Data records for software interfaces
· · · ·

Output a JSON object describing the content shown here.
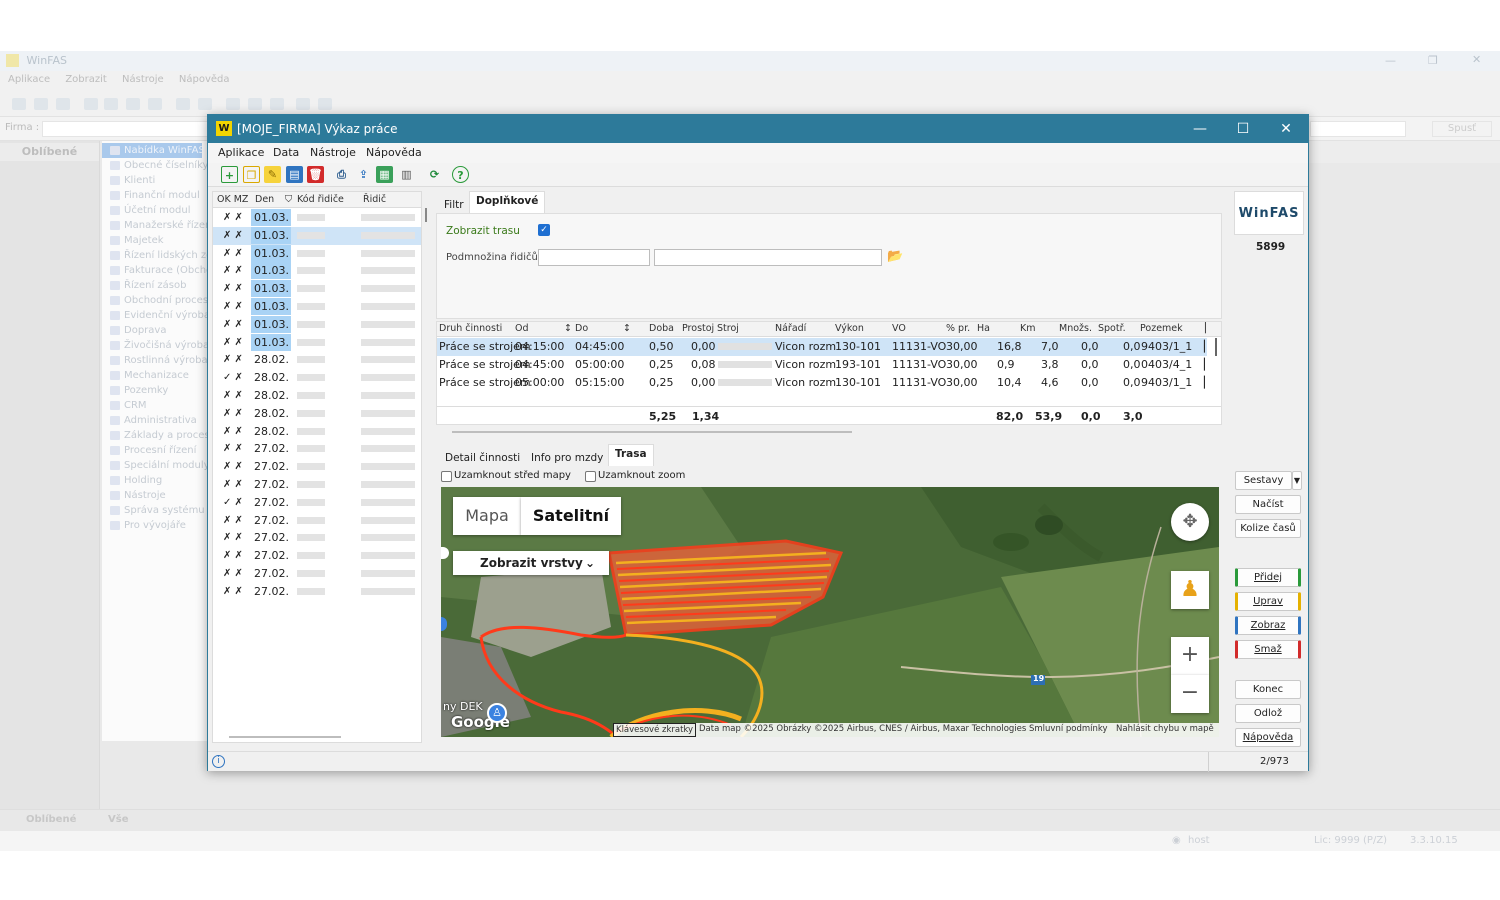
{
  "background_app": {
    "title": "WinFAS",
    "menu": [
      "Aplikace",
      "Zobrazit",
      "Nástroje",
      "Nápověda"
    ],
    "firma_label": "Firma :",
    "spust_label": "Spusť",
    "favorites_label": "Oblíbené",
    "tree": [
      "Nabídka WinFAS",
      "Obecné číselníky",
      "Klienti",
      "Finanční modul",
      "Účetní modul",
      "Manažerské řízení",
      "Majetek",
      "Řízení lidských zdrojů",
      "Fakturace (Obchod)",
      "Řízení zásob",
      "Obchodní proces",
      "Evidenční výroba",
      "Doprava",
      "Živočišná výroba",
      "Rostlinná výroba",
      "Mechanizace",
      "Pozemky",
      "CRM",
      "Administrativa",
      "Základy a procesy",
      "Procesní řízení",
      "Speciální moduly",
      "Holding",
      "Nástroje",
      "Správa systému",
      "Pro vývojáře"
    ],
    "bottom_tabs": [
      "Oblíbené",
      "Vše"
    ],
    "status": {
      "host": "host",
      "lic": "Lic: 9999 (P/Z)",
      "version": "3.3.10.15"
    }
  },
  "dialog": {
    "title": "[MOJE_FIRMA] Výkaz práce",
    "menu": [
      "Aplikace",
      "Data",
      "Nástroje",
      "Nápověda"
    ],
    "list": {
      "headers": [
        "OK MZ",
        "Den",
        "Kód řidiče",
        "Řidič"
      ],
      "rows": [
        {
          "ok": "✗ ✗",
          "den": "01.03."
        },
        {
          "ok": "✗ ✗",
          "den": "01.03."
        },
        {
          "ok": "✗ ✗",
          "den": "01.03."
        },
        {
          "ok": "✗ ✗",
          "den": "01.03."
        },
        {
          "ok": "✗ ✗",
          "den": "01.03."
        },
        {
          "ok": "✗ ✗",
          "den": "01.03."
        },
        {
          "ok": "✗ ✗",
          "den": "01.03."
        },
        {
          "ok": "✗ ✗",
          "den": "01.03."
        },
        {
          "ok": "✗ ✗",
          "den": "28.02."
        },
        {
          "ok": "✓ ✗",
          "den": "28.02."
        },
        {
          "ok": "✗ ✗",
          "den": "28.02."
        },
        {
          "ok": "✗ ✗",
          "den": "28.02."
        },
        {
          "ok": "✗ ✗",
          "den": "28.02."
        },
        {
          "ok": "✗ ✗",
          "den": "27.02."
        },
        {
          "ok": "✗ ✗",
          "den": "27.02."
        },
        {
          "ok": "✗ ✗",
          "den": "27.02."
        },
        {
          "ok": "✓ ✗",
          "den": "27.02."
        },
        {
          "ok": "✗ ✗",
          "den": "27.02."
        },
        {
          "ok": "✗ ✗",
          "den": "27.02."
        },
        {
          "ok": "✗ ✗",
          "den": "27.02."
        },
        {
          "ok": "✗ ✗",
          "den": "27.02."
        },
        {
          "ok": "✗ ✗",
          "den": "27.02."
        }
      ]
    },
    "top_tabs": [
      "Filtr",
      "Doplňkové"
    ],
    "zobrazit_trasu_label": "Zobrazit trasu",
    "podmnozina_label": "Podmnožina řidičů :",
    "grid": {
      "headers": [
        "Druh činnosti",
        "Od",
        "Do",
        "Doba",
        "Prostoj",
        "Stroj",
        "Nářadí",
        "Výkon",
        "VO",
        "% pr.",
        "Ha",
        "Km",
        "Množs.",
        "Spotř.",
        "Pozemek"
      ],
      "rows": [
        {
          "druh": "Práce se strojem",
          "od": "04:15:00",
          "do": "04:45:00",
          "doba": "0,50",
          "prostoj": "0,00",
          "naradi": "Vicon rozm",
          "vykon": "130-101",
          "vo": "11131-VO",
          "pr": "30,00",
          "ha": "16,8",
          "km": "7,0",
          "mnozs": "0,0",
          "spotr": "0,0",
          "pozemek": "9403/1_1"
        },
        {
          "druh": "Práce se strojem",
          "od": "04:45:00",
          "do": "05:00:00",
          "doba": "0,25",
          "prostoj": "0,08",
          "naradi": "Vicon rozm",
          "vykon": "193-101",
          "vo": "11131-VO",
          "pr": "30,00",
          "ha": "0,9",
          "km": "3,8",
          "mnozs": "0,0",
          "spotr": "0,0",
          "pozemek": "0403/4_1"
        },
        {
          "druh": "Práce se strojem",
          "od": "05:00:00",
          "do": "05:15:00",
          "doba": "0,25",
          "prostoj": "0,00",
          "naradi": "Vicon rozm",
          "vykon": "130-101",
          "vo": "11131-VO",
          "pr": "30,00",
          "ha": "10,4",
          "km": "4,6",
          "mnozs": "0,0",
          "spotr": "0,0",
          "pozemek": "9403/1_1"
        }
      ],
      "totals": {
        "doba": "5,25",
        "prostoj": "1,34",
        "ha": "82,0",
        "km": "53,9",
        "mnozs": "0,0",
        "spotr": "3,0"
      }
    },
    "bottom_tabs": [
      "Detail činnosti",
      "Info pro mzdy",
      "Trasa"
    ],
    "lock_center_label": "Uzamknout střed mapy",
    "lock_zoom_label": "Uzamknout zoom",
    "map": {
      "type_map": "Mapa",
      "type_satellite": "Satelitní",
      "layers_label": "Zobrazit vrstvy",
      "road_badge": "19",
      "place_label": "ny DEK",
      "google_logo": "Google",
      "attribution": [
        "Klávesové zkratky",
        "Data map ©2025 Obrázky ©2025 Airbus, CNES / Airbus, Maxar Technologies",
        "Smluvní podmínky",
        "Nahlásit chybu v mapě"
      ],
      "zoom_in": "+",
      "zoom_out": "−"
    },
    "side": {
      "logo": "WinFAS",
      "number": "5899",
      "sestavy": "Sestavy",
      "nacist": "Načíst",
      "kolize": "Kolize časů",
      "pridej": "Přidej",
      "uprav": "Uprav",
      "zobraz": "Zobraz",
      "smaz": "Smaž",
      "konec": "Konec",
      "odloz": "Odlož",
      "napoveda": "Nápověda"
    },
    "status_counter": "2/973",
    "colors": {
      "titlebar": "#2d7a9a",
      "selection": "#cfe4f7",
      "date_highlight": "#a9d3f5"
    }
  }
}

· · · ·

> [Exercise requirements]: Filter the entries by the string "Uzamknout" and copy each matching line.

> [Expected answer]:
    "lock_center_label": "Uzamknout střed mapy",
    "lock_zoom_label": "Uzamknout zoom",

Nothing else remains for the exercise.